Decades of underinvestment and underbuilding have created a shortage of housing in America that is more dire than previously expected and will require a concerted, long-term nationwide commitment to overcome, according to a new report released by the National Association of Realtors (NAR) and authored by the Rosen Consulting Group. Housing is Critical Infrastructure: Social and Economic Benefits of Building More Housing outlines causes and offers numerous potential solutions for both federal and local-level policymakers to consider, but warns that immediate action must be taken across all levels of government, no matter the approach.
“The state of America’s housing stock…is dire, with a chronic shortage of affordable and available homes [needed to support] the nation’s population,” the report asserts. “A severe lack of new construction and prolonged underinvestment [have led] to an acute shortage of available housing…to the detriment of the health of the public and the economy. The scale of underbuilding and the existing demand-supply gap is enormous…and will require a major national commitment to build more housing of all types.”
Growth in America’s housing inventory has slowed significantly since the turn of the century, particularly over the past decade.
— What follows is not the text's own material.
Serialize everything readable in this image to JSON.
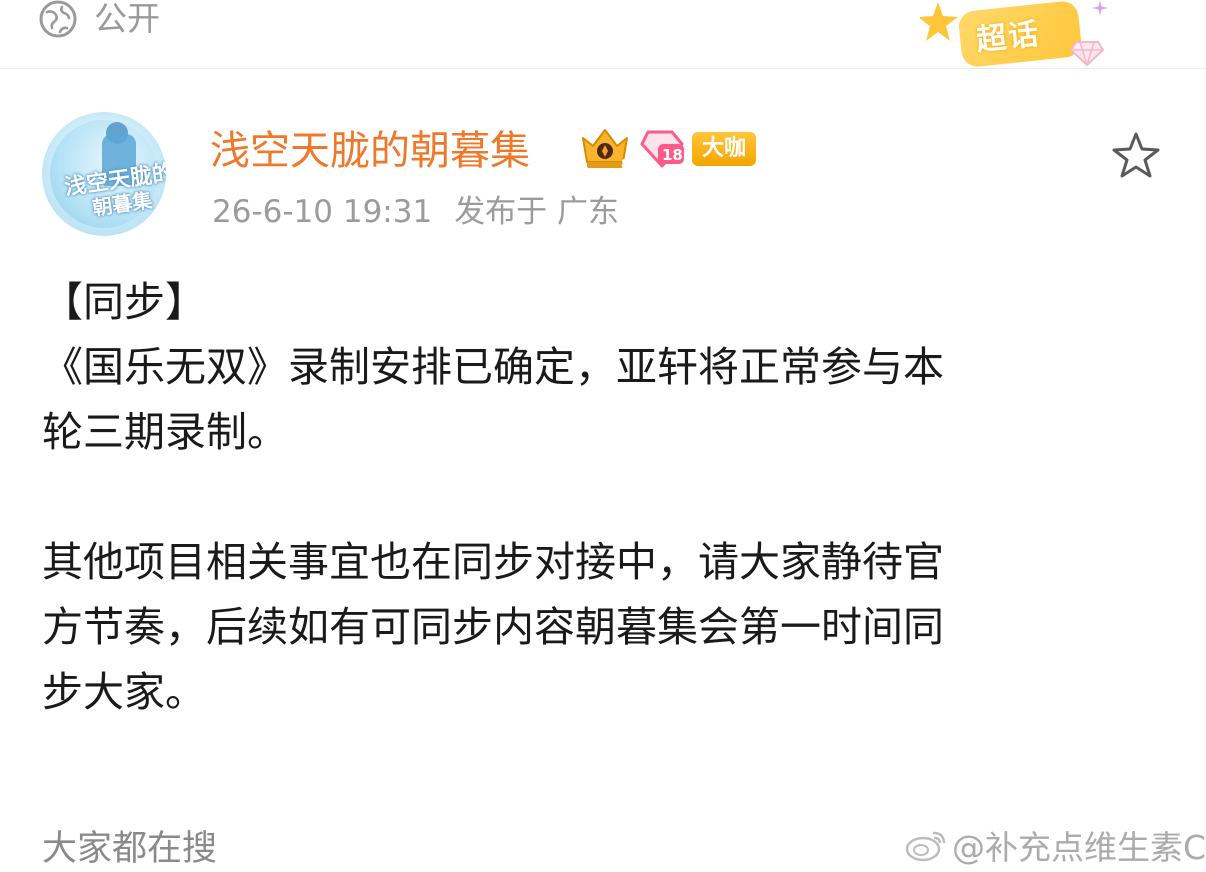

This trend affects every region of the country, creating what the NAR report calls an “underbuilding gap” of 5.5 to 6.8 million housing units since 2001.
“There is a strong desire for homeownership across this country, but the lack of supply is preventing too many Americans from achieving that dream,” said Lawrence Yun, NAR’s chief economist. “It’s clear from the findings of this report and from the conditions we’ve observed in the market over the past few years that we’ll need to do something dramatic to close this gap.”
Among other, more specific policy recommendations, the report’s authors argue that lawmakers must work to expand access to resources, remove barriers to and incentivize new development, and make housing construction an integral part of a national infrastructure strategy.
“A number of factors from the past 20 years are responsible for the massive housing investment gap we see in America today, but what’s important now is that we find solutions that will get us out of this crisis and provide more stability in future markets,” said NAR President Charlie Oppler, who noted adequate increases in housing construction this decade would add an estimated 2.8 million American jobs and $50 billion in new, nationwide tax revenue. “Additional public funding and policy incentives for construction will very clearly provide huge benefits to our nation’s economy, and our work to close this gap will be particularly impactful for lower-income households, households of color and millennials.”